Jane Anderson of Oxford Brookes University presented a paper entitled OB1 LIVE: an Agent for Architectural Education and Practice (co-written with Oxford Brookes colleague Colin Priest) that described live project activities in first year of architecture and interior architecture at their school. Anderson and Priest proposed John Hejduk’s nine-square problem as a means of introducing architectural practice to early students, one that could “teach students to imagine and act simultaneously.”

Rachel Sara, of the University of the West of England, presented Learning from Life – exploring the potential of live projects in higher education, locating live projects between the either/or binaries of education, such as theory/practice, designing/making, and student/professional. It also challenged the preconception of study as an isolated singular activity as opposed to work as being a collective and social activity. Finally of the morning papers, Alan Chandler of the University of East London spoke about risk in architectural education and practice, notably how RIBA Part III qualification measures success based on the avoidance of risk. Alan suggested that the risk assessment could become a creative tool.

The morning concluded with an open discussion between the speakers and the delegates of the floor.

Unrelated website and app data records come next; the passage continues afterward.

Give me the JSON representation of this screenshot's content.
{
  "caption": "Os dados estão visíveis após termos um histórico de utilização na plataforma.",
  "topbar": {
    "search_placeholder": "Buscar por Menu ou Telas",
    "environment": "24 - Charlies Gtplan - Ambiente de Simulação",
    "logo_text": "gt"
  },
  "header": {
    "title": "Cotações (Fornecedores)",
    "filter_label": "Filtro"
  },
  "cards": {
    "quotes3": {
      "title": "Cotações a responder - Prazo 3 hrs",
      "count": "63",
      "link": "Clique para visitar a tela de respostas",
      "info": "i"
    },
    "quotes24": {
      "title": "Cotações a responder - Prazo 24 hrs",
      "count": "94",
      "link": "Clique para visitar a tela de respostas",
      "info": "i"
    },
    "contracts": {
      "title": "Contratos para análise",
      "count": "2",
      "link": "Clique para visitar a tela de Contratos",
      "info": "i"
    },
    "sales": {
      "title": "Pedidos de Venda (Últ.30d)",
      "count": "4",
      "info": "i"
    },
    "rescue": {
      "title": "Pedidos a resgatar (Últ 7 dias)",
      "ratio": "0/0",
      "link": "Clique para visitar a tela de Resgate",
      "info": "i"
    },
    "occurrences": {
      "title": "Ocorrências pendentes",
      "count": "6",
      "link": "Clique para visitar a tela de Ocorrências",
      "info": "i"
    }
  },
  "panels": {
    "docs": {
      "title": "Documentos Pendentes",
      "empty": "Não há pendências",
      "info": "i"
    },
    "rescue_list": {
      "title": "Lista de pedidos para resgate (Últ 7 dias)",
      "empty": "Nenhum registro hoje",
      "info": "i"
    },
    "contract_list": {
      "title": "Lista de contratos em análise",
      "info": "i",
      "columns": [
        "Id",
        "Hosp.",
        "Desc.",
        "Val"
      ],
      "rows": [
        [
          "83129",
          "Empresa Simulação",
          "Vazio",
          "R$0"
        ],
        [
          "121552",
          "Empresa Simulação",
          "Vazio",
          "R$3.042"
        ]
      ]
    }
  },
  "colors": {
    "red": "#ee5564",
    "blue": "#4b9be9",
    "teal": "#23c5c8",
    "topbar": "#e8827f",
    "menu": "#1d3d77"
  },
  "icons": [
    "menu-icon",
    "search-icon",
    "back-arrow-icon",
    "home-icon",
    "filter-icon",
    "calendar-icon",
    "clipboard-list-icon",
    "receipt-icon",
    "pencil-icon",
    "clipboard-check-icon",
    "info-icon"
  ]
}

After lunch I had the (nervous) pleasure of presenting some of my own research to the delegates, before Rosie Parnell took the helm and we divided into focused groups for a workshop session to develop the themes of the morning. These centered on the largest or most contentious branches of a mindmap that was drawn live on screen (click on the image for larger image).

These workshop groups developed themes that, along with some of the papers presented in the morning, will be discussed at greater length in a forthcoming special themed issue of the Journal of Education in the Built Environment (JEBE) which will disseminate the proceedings of Live Projects 2011.

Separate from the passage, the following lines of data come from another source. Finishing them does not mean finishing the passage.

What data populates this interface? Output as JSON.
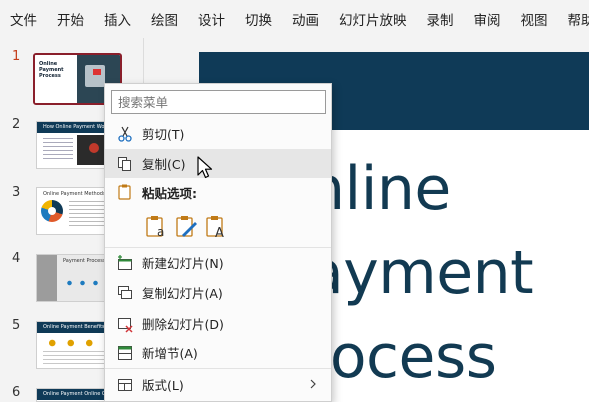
{
  "menubar": {
    "tabs": [
      "文件",
      "开始",
      "插入",
      "绘图",
      "设计",
      "切换",
      "动画",
      "幻灯片放映",
      "录制",
      "审阅",
      "视图",
      "帮助"
    ]
  },
  "thumbnails": [
    {
      "num": "1",
      "selected": true,
      "title_lines": [
        "Online",
        "Payment",
        "Process"
      ]
    },
    {
      "num": "2",
      "header": "How Online Payment Works"
    },
    {
      "num": "3",
      "header": "Online Payment Methods"
    },
    {
      "num": "4",
      "header": "Payment Process"
    },
    {
      "num": "5",
      "header": "Online Payment Benefits"
    },
    {
      "num": "6",
      "header": "Online Payment Online Cost"
    }
  ],
  "slide": {
    "title": "nline\nayment\nrocess",
    "accent_color": "#0f3a57"
  },
  "context_menu": {
    "search_placeholder": "搜索菜单",
    "items": {
      "cut": "剪切(T)",
      "copy": "复制(C)",
      "paste_options": "粘贴选项:",
      "new_slide": "新建幻灯片(N)",
      "duplicate_slide": "复制幻灯片(A)",
      "delete_slide": "删除幻灯片(D)",
      "add_section": "新增节(A)",
      "layout": "版式(L)"
    },
    "paste_options_icons": [
      "paste-use-destination-theme-icon",
      "paste-keep-source-formatting-icon",
      "paste-keep-text-only-icon"
    ]
  }
}
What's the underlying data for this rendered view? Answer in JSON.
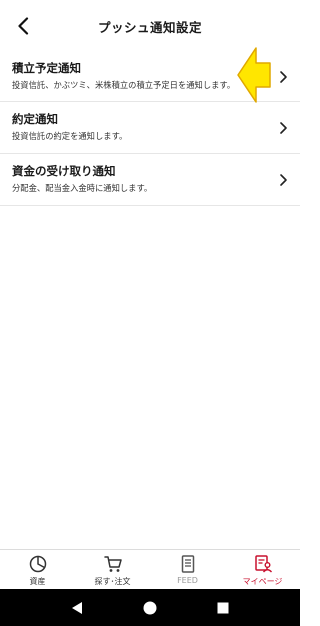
{
  "header": {
    "title": "プッシュ通知設定",
    "back_icon": "back-arrow-icon"
  },
  "settings": [
    {
      "title": "積立予定通知",
      "description": "投資信託、かぶツミ、米株積立の積立予定日を通知します。"
    },
    {
      "title": "約定通知",
      "description": "投資信託の約定を通知します。"
    },
    {
      "title": "資金の受け取り通知",
      "description": "分配金、配当金入金時に通知します。"
    }
  ],
  "tabs": [
    {
      "label": "資産",
      "icon": "asset-pie-icon",
      "state": "normal"
    },
    {
      "label": "探す･注文",
      "icon": "cart-icon",
      "state": "normal"
    },
    {
      "label": "FEED",
      "icon": "feed-document-icon",
      "state": "inactive"
    },
    {
      "label": "マイページ",
      "icon": "mypage-icon",
      "state": "active"
    }
  ],
  "colors": {
    "accent": "#c8102e",
    "pointer_fill": "#ffe600",
    "pointer_stroke": "#e0a800"
  }
}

The day closed with presentation from invited keynote speaker Professor Ashraf Salama of Qatar University. Prior to his appointment at Qatar, Ashraf was briefly my second supervisor, and we were delighted to welcome him back to Belfast to present them possible avenues for the theorising of live projects. Professor Salama is an acknowledged and widely published expert on the field of architectural education, and he was able to conclude the day with some very helpful directions to existing theoretical frameworks that might inform those educators who currently or aspire to use live projects in architectural education.

We are especially grateful to Qatar University for enabling Prof. Salama to attend Live Projects 2011. Sincere thanks are due to all our delegates for coming to Belfast and participating with such interest and engagement, especially those who presented such concise and well developed papers. We look forward to continuing our relationship with them as we work towards the themed issue of JEBE.

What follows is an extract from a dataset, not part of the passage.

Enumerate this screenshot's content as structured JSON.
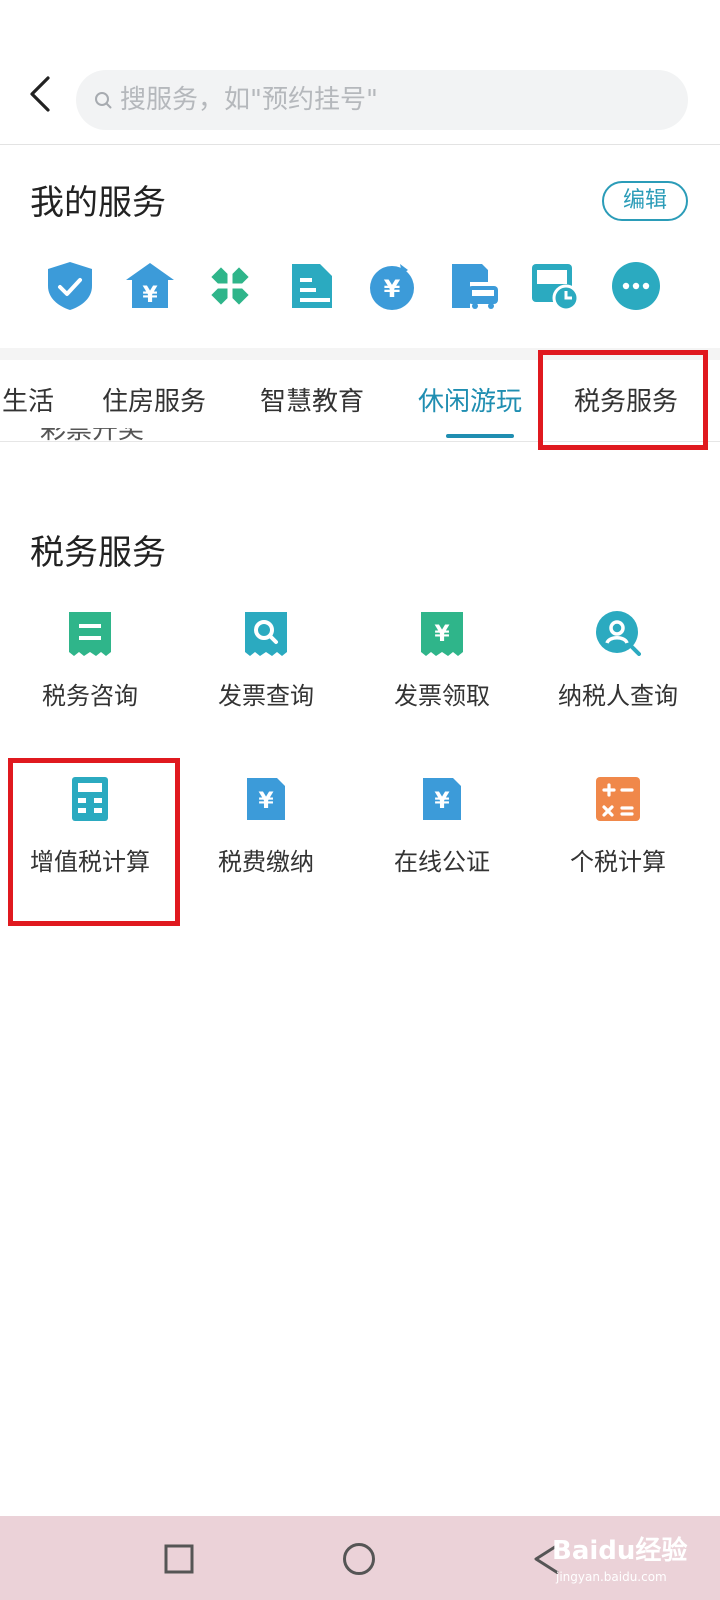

A longer and more detailed report of the colloquium will be submitted in due course to CEBE, and will be available for download.

Filed under: blog, , , , , , , , , , , , , , ,

About the project

learning architecture is an academic blog of James Benedict Brown, previously a doctoral candidate in architectural pedagogy at the School of Planning, Architecture and Civil Engineering at Queen's University Belfast, Northern Ireland. James passed his viva in September 2012 and graduated the following December.


About the author

James Benedict Brown has worked and studied in England, Northern Ireland, France and Canada. Following the completion of his PhD at QUB, he was appointed Lecturer in Architecture at Norwich University of the Arts. A short bio is here.


About the supervisors

The project is supervised by Prof. Ruth Morrow and Keith McAllister. Prior to his appointment at Qatar University in 2009, Prof. Ashraf Salama also supervised the project.


Bibliography

Click here for the bibliography to date.


Words

Click here for a selection of peer-reviewed and non-peer-reviewed writing.


Glossary

Click here for a glossary-in-progress of key terms used in the project.


Conference diary

Conferences and seminars of interest to the project.


Note

All images are used for illustrative purposes only, and the copyright remains with the artist and/or creator. Please contact me if I have misappropriated an image or incorrectly credited it.


Visitors

  • 84,844 hits